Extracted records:
== Segment start ==
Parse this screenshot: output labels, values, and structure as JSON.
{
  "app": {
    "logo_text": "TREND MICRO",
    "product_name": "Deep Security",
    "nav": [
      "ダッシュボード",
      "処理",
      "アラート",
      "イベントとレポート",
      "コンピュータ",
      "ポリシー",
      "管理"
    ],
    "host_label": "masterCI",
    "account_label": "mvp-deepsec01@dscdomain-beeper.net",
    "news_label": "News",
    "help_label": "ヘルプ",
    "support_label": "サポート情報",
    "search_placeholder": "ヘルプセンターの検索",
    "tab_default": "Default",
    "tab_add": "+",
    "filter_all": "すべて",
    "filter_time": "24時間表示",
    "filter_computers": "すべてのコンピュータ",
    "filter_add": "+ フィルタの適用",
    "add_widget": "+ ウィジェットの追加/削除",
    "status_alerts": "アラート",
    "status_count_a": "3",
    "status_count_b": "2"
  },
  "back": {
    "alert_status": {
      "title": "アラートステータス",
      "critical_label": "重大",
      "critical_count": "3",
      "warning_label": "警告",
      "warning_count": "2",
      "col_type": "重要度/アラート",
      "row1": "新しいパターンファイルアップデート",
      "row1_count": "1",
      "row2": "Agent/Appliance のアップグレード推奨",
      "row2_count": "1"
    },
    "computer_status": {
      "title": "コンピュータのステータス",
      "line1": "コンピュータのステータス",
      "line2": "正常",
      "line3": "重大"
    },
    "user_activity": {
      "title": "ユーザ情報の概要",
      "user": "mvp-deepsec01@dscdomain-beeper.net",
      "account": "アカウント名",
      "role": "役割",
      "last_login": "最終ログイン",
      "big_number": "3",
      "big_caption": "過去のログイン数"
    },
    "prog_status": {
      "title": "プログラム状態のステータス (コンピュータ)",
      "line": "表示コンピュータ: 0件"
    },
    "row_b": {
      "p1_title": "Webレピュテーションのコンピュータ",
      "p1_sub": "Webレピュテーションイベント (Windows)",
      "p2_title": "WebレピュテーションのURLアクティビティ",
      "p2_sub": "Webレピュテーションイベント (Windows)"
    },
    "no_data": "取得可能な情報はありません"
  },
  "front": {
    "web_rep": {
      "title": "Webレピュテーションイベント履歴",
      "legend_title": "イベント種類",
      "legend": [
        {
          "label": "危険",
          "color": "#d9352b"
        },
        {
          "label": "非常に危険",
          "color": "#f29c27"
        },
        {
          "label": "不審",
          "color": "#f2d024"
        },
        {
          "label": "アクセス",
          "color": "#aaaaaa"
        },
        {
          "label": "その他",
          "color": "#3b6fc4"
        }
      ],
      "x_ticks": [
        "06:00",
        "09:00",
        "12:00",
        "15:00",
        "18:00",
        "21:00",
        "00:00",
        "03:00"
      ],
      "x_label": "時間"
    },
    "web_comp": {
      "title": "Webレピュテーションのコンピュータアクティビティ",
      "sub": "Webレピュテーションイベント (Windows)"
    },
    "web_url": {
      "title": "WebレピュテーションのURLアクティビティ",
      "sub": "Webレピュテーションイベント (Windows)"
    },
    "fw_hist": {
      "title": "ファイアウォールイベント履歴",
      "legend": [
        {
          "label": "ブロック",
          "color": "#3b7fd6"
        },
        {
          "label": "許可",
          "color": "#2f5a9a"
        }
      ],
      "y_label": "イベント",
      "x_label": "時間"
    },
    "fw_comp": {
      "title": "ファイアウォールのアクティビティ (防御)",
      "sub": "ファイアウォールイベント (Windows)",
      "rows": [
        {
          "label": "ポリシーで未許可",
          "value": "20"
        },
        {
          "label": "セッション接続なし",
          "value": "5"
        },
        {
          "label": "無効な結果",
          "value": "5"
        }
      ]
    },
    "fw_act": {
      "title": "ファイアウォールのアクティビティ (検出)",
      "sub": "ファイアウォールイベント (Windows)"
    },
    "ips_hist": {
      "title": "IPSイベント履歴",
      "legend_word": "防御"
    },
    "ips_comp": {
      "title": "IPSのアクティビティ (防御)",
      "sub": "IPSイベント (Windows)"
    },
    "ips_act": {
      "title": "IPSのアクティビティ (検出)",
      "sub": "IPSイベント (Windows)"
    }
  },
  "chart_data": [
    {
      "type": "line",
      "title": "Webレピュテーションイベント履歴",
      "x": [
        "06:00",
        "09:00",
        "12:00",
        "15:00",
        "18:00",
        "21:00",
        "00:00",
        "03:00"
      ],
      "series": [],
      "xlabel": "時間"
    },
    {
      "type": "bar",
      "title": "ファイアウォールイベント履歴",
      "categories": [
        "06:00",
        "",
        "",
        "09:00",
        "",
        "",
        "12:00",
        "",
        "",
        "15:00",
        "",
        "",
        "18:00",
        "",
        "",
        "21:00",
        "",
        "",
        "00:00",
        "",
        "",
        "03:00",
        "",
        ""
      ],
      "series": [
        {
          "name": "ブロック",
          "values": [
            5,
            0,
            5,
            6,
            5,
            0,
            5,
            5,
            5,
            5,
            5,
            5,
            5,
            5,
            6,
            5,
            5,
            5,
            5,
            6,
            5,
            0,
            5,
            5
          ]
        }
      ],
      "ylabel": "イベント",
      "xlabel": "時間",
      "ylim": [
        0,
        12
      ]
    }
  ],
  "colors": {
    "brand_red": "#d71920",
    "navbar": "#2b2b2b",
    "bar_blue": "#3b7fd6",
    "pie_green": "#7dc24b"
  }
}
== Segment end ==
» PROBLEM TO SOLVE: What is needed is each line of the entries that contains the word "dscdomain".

» WRITTEN RESPONSE:
    "account_label": "mvp-deepsec01@dscdomain-beeper.net",
      "user": "mvp-deepsec01@dscdomain-beeper.net",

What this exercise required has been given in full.